Translated by billwilliam; Reviewer: Wencheng
Twenty-six days have passed since 12 Hongkong activists were arrested on their way to Taiwan by the Chinese police. Mainland lawyers hired by their families were discouraged by the government from visiting the activists. The world is genuinely concerned about their wellbeing.
These 12 young Hongkongers have all participated in the Anti-Extradition protests previously. Their fate can be predicted from CCP’s Foreign Ministry spokesperson Hua Chunying’s definition of their activities as “secession from China.”
Beijing was reportedly angry at the Hongkong government’s lack of tough actions after the National Security Law was implemented in July. So they decided to “lure” the 12 activists into the sea at any cost.
On August 23 when the incident occurred, the speedboat carrying the 12 activists stayed within a safe area, waiting for a large ship to pick them up. Unexpectedly, mainland China’s Coast Guard suddenly crossed the border to make arrests. The two sides had a confrontation at sea.
This also proves why until now, the authority still refused visits to the 12 activists by mainland lawyers hired by their families. Everyone is clear about the CCP’s evil intention. The accusation of trespassing into mainland Chinese waters is unfounded. Why did the CCP make the arrests?
During Hongkong’s Anti-Extradition Movement last year, the CCP asserted that foreign forces planned and provided monetary support to the protest. Last August, Zheng Wenjie, an employee at the British Consulate in HK, was detained in Shenzhen. Zheng was sentenced to a 15-day detention for “hiring prostitutes.” Zheng said that State Security agents told him beforehand he would be accused of armed insurrection and rioting. During the secret interrogation, he was tortured. The interrogators insulted him as “enemy of the state” and tried to force him to confess that “Britain masterminded the Anti-Extradition Movement.”
We can predict what happened to the 12 HK activists during the 26 days of detainment in mainland China. The CCP would use physical and psychological tortures to extract so-called “confessions” that foreign anti-China forces planned and funded the protests. Such “confessions” will then be used against the protests.
According to a lawyer in mainland China, China’s Criminal Prosecution Law stipulates that a suspect can be detained for a maximum of 37 days before being officially arrested.
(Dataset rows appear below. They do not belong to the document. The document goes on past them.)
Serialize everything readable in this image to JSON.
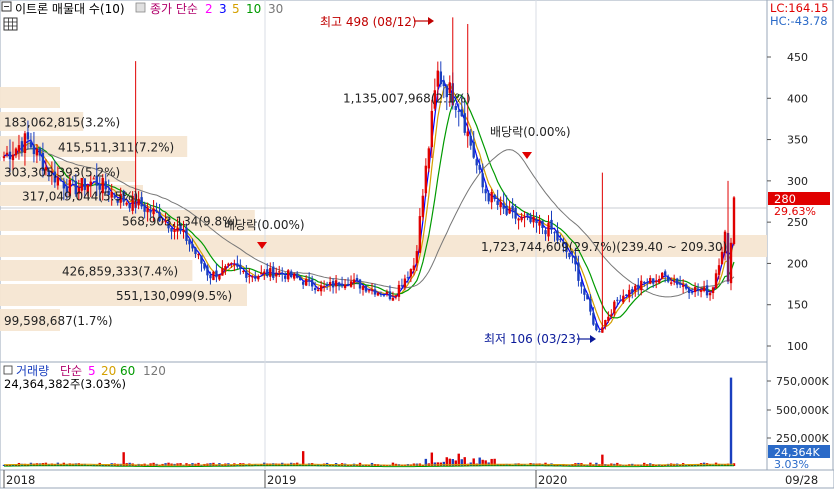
{
  "header": {
    "title": "이트론 매물대 수(10)",
    "ma_title": "종가 단순",
    "ma_periods": [
      "2",
      "3",
      "5",
      "10",
      "30"
    ],
    "ma_colors": [
      "#ff00ff",
      "#0000ff",
      "#d4a000",
      "#009a00",
      "#777777"
    ],
    "lc": "LC:164.15",
    "hc": "HC:-43.78"
  },
  "price_panel": {
    "y_ticks": [
      "450",
      "400",
      "350",
      "300",
      "250",
      "200",
      "150",
      "100"
    ],
    "current_price": "280",
    "current_change": "29.63%",
    "high_label": "최고 498 (08/12)",
    "low_label": "최저 106 (03/23)",
    "dividend_label": "배당락(0.00%)",
    "volume_profile": [
      {
        "label": "1,135,007,968(2.1%)",
        "level": 390
      },
      {
        "label": "183,062,815(3.2%)",
        "level": 365
      },
      {
        "label": "415,511,311(7.2%)",
        "level": 340
      },
      {
        "label": "303,305,393(5.2%)",
        "level": 315
      },
      {
        "label": "317,049,044(5.5%)",
        "level": 290
      },
      {
        "label": "568,903,134(9.8%)",
        "level": 265
      },
      {
        "label": "1,723,744,609(29.7%)(239.40 ~ 209.30)",
        "level": 240
      },
      {
        "label": "426,859,333(7.4%)",
        "level": 215
      },
      {
        "label": "551,130,099(9.5%)",
        "level": 190
      },
      {
        "label": "99,598,687(1.7%)",
        "level": 165
      }
    ]
  },
  "volume_panel": {
    "title": "거래량",
    "ma_title": "단순",
    "ma_periods": [
      "5",
      "20",
      "60",
      "120"
    ],
    "ma_colors": [
      "#ff00ff",
      "#d4a000",
      "#009a00",
      "#777777"
    ],
    "summary": "24,364,382주(3.03%)",
    "y_ticks": [
      "750,000K",
      "500,000K",
      "250,000K"
    ],
    "current_volume": "24,364K",
    "current_pct": "3.03%"
  },
  "x_axis": {
    "labels": [
      "2018",
      "2019",
      "2020",
      "09/28"
    ]
  },
  "chart_data": {
    "type": "candlestick",
    "title": "이트론",
    "ylim": [
      80,
      510
    ],
    "x_labels": [
      "2018",
      "2019",
      "2020",
      "09/28"
    ],
    "price_series": {
      "name": "종가",
      "points": [
        {
          "x": "2018-01",
          "y": 330
        },
        {
          "x": "2018-02",
          "y": 350
        },
        {
          "x": "2018-03",
          "y": 310
        },
        {
          "x": "2018-04",
          "y": 290
        },
        {
          "x": "2018-05",
          "y": 300
        },
        {
          "x": "2018-06",
          "y": 280
        },
        {
          "x": "2018-07",
          "y": 270
        },
        {
          "x": "2018-08",
          "y": 255
        },
        {
          "x": "2018-09",
          "y": 230
        },
        {
          "x": "2018-10",
          "y": 185
        },
        {
          "x": "2018-11",
          "y": 195
        },
        {
          "x": "2018-12",
          "y": 185
        },
        {
          "x": "2019-01",
          "y": 190
        },
        {
          "x": "2019-02",
          "y": 180
        },
        {
          "x": "2019-03",
          "y": 170
        },
        {
          "x": "2019-04",
          "y": 180
        },
        {
          "x": "2019-05",
          "y": 170
        },
        {
          "x": "2019-06",
          "y": 160
        },
        {
          "x": "2019-07",
          "y": 200
        },
        {
          "x": "2019-08",
          "y": 430
        },
        {
          "x": "2019-09",
          "y": 390
        },
        {
          "x": "2019-10",
          "y": 290
        },
        {
          "x": "2019-11",
          "y": 260
        },
        {
          "x": "2019-12",
          "y": 250
        },
        {
          "x": "2020-01",
          "y": 240
        },
        {
          "x": "2020-02",
          "y": 200
        },
        {
          "x": "2020-03",
          "y": 115
        },
        {
          "x": "2020-04",
          "y": 160
        },
        {
          "x": "2020-05",
          "y": 175
        },
        {
          "x": "2020-06",
          "y": 185
        },
        {
          "x": "2020-07",
          "y": 170
        },
        {
          "x": "2020-08",
          "y": 165
        },
        {
          "x": "2020-09",
          "y": 280
        }
      ]
    },
    "annotations": [
      {
        "label": "최고 498 (08/12)",
        "x": "2019-08-12",
        "y": 498
      },
      {
        "label": "최저 106 (03/23)",
        "x": "2020-03-23",
        "y": 106
      }
    ],
    "volume_profile": [
      {
        "volume": "99,598,687",
        "pct": 1.7
      },
      {
        "volume": "551,130,099",
        "pct": 9.5
      },
      {
        "volume": "426,859,333",
        "pct": 7.4
      },
      {
        "volume": "1,723,744,609",
        "pct": 29.7,
        "range": [
          209.3,
          239.4
        ]
      },
      {
        "volume": "568,903,134",
        "pct": 9.8
      },
      {
        "volume": "317,049,044",
        "pct": 5.5
      },
      {
        "volume": "303,305,393",
        "pct": 5.2
      },
      {
        "volume": "415,511,311",
        "pct": 7.2
      },
      {
        "volume": "183,062,815",
        "pct": 3.2
      },
      {
        "volume": "1,135,007,968",
        "pct": 2.1
      }
    ],
    "volume_ylim": [
      0,
      800000
    ],
    "volume_unit": "K",
    "last_volume": 24364
  }
}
That means if the Shenzhen Yantian District Prosecutor doesn’t approve the arrests, these 12 activists will be bailed out or freed by October 1. If the arrests are approved, they will continue to be detained and are likely to be declared guilty. We wish the best for them.